Keep up to date with the latest news and content from BMC Bioinformatics and BioMed Central.

Open Access Research article

PhySIC_IST: cleaning source trees to infer more informative supertrees

Celine Scornavacca12, Vincent Berry2*, Vincent Lefort2, Emmanuel JP Douzery1 and Vincent Ranwez1*

Author Affiliations

1 Institut des Sciences de l'Evolution (ISEM, UMR 5554 CNRS), Université Montpellier II, Place E. Bataillon – CC 064 - 34095 Montpellier Cedex 5, France

2 Laboratoire d'Informatique, de Robotique et de Microélectronique de Montpellier (LIRMM, UMR 5506, CNRS), Université Montpellier II 161, rue Ada, 34392 Montpellier Cedex 5, France

For all author emails, please log on.

BMC Bioinformatics 2008, 9:413  doi:10.1186/1471-2105-9-413

Published: 4 October 2008

Abstract

Background

Supertree methods combine phylogenies with overlapping sets of taxa into a larger one. Topological conflicts frequently arise among source trees for methodological or biological reasons, such as long branch attraction, lateral gene transfers, gene duplication/loss or deep gene coalescence. When topological conflicts occur among source trees, liberal methods infer supertrees containing the most frequent alternative, while veto methods infer supertrees not contradicting any source tree, i.e. discard all conflicting resolutions. When the source trees host a significant number of topological conflicts or have a small taxon overlap, supertree methods of both kinds can propose poorly resolved, hence uninformative, supertrees.

Results

To overcome this problem, we propose to infer non-plenary supertrees, i.e. supertrees that do not necessarily contain all the taxa present in the source trees, discarding those whose position greatly differs among source trees or for which insufficient information is provided.

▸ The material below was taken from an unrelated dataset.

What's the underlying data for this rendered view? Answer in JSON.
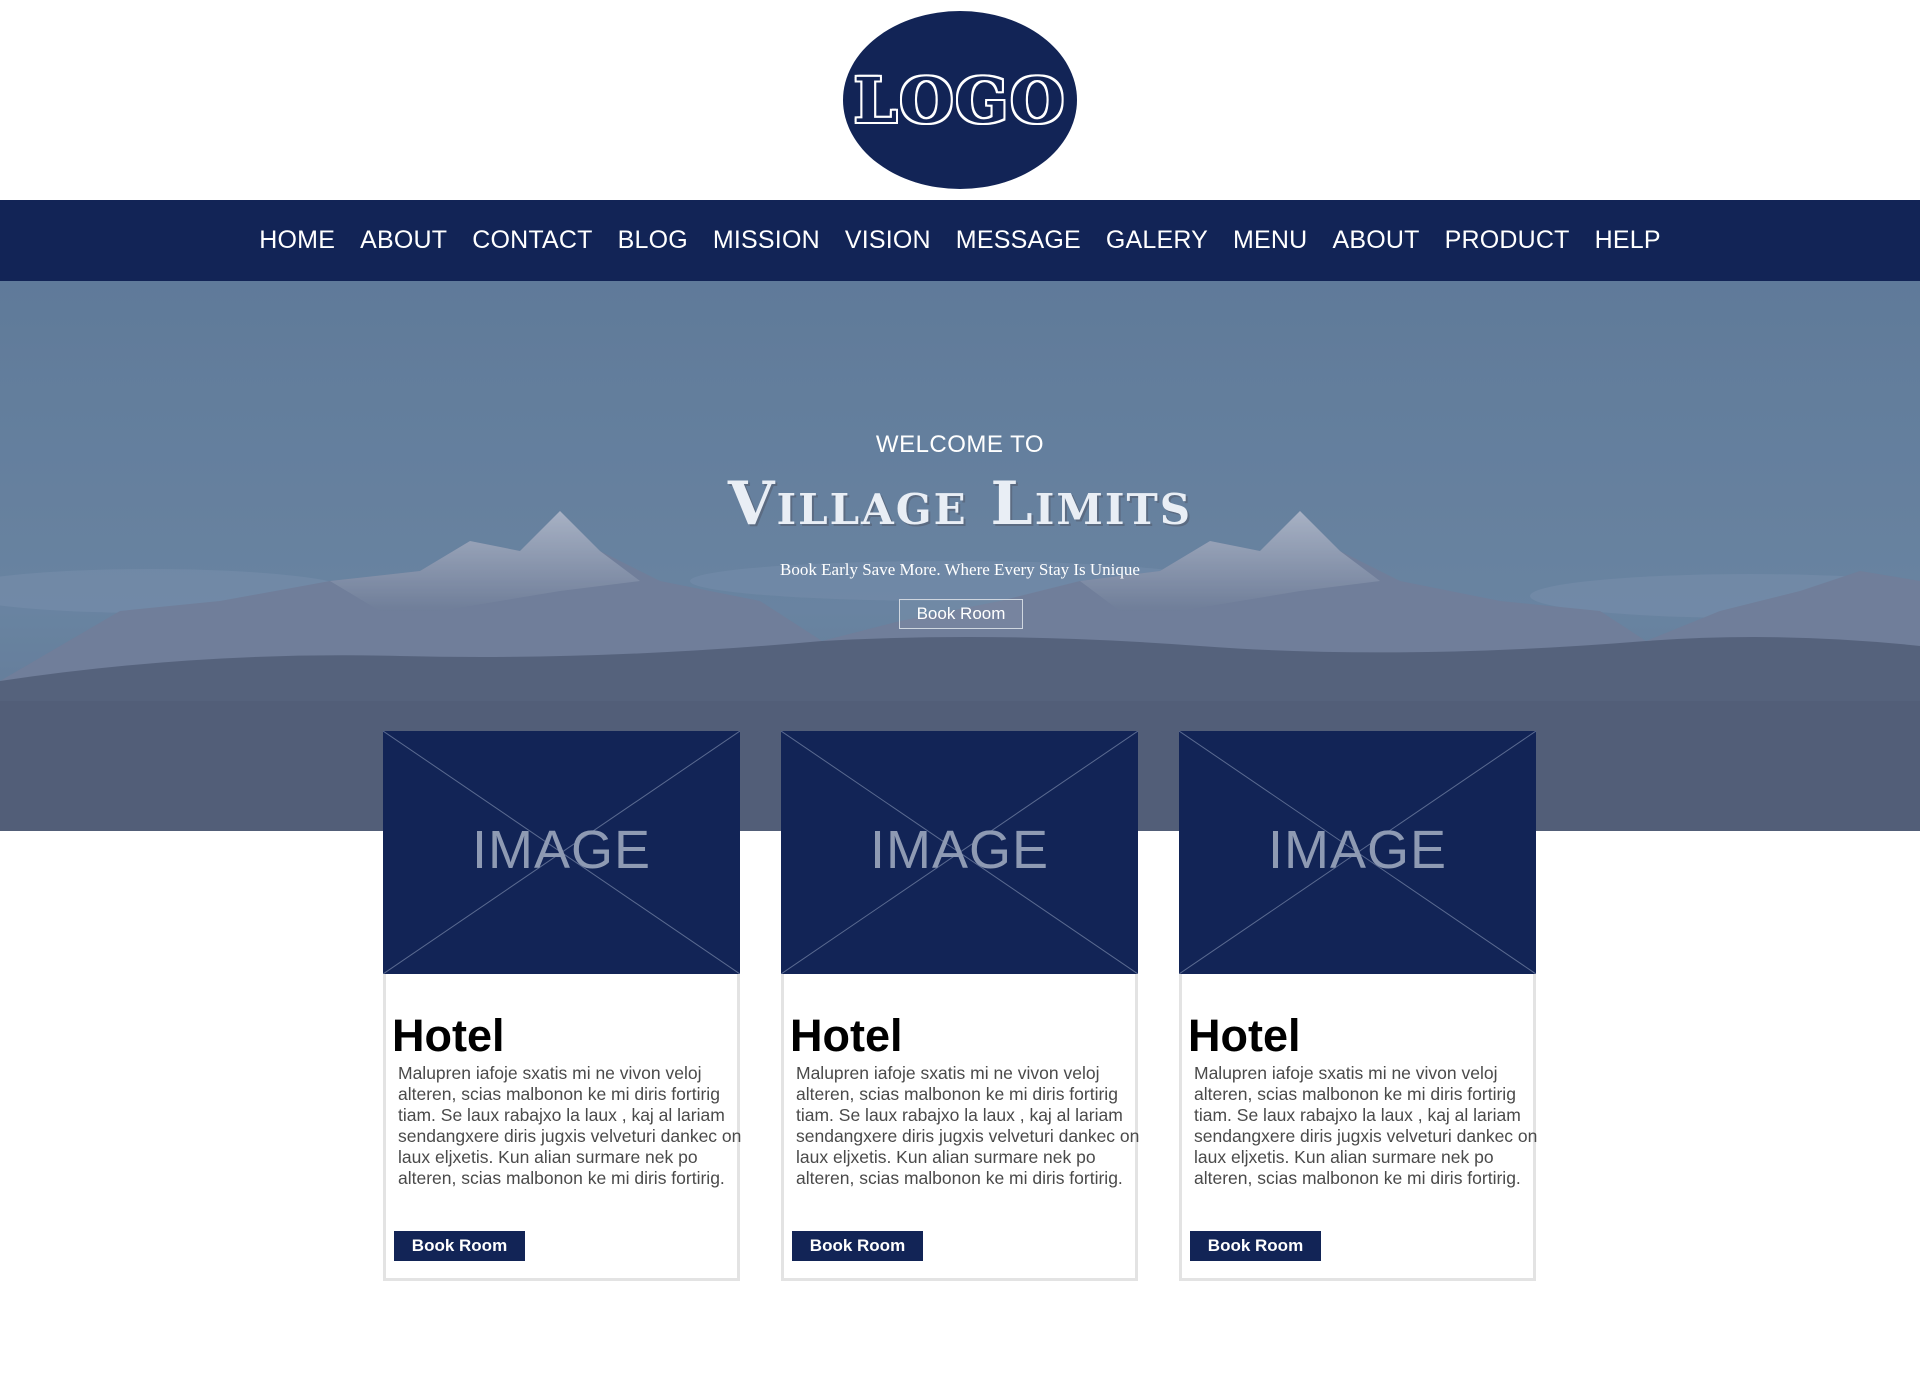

We detail a variant of the PhySIC veto method called PhySIC_IST that can infer non-plenary supertrees. PhySIC_IST aims at inferring supertrees that satisfy the same appealing theoretical properties as with PhySIC, while being as informative as possible under this constraint. The informativeness of a supertree is estimated using a variation of the CIC (Cladistic Information Content) criterion, that takes into account both the presence of multifurcations and the absence of some taxa. Additionally, we propose a statistical preprocessing step called STC (Source Trees Correction) to correct the source trees prior to the supertree inference. STC is a liberal step that removes the parts of each source tree that significantly conflict with other source trees. Combining STC with a veto method allows an explicit trade-off between veto and liberal approaches, tuned by a single parameter.

Performing large-scale simulations, we observe that STC+PhySIC_IST infers much more informative supertrees than PhySIC, while preserving low type I error compared to the well-known MRP method. Two biological case studies on animals confirm that the STC preprocess successfully detects anomalies in the source trees while STC+PhySIC_IST provides well-resolved supertrees agreeing with current knowledge in systematics.

Conclusion

The paper introduces and tests two new methodologies, PhySIC_IST and STC, that demonstrate the interest in inferring non-plenary supertrees as well as preprocessing the source trees. An implementation of the methods is available at: http://www.atgc-montpellier.fr/physic_ist/ webcite.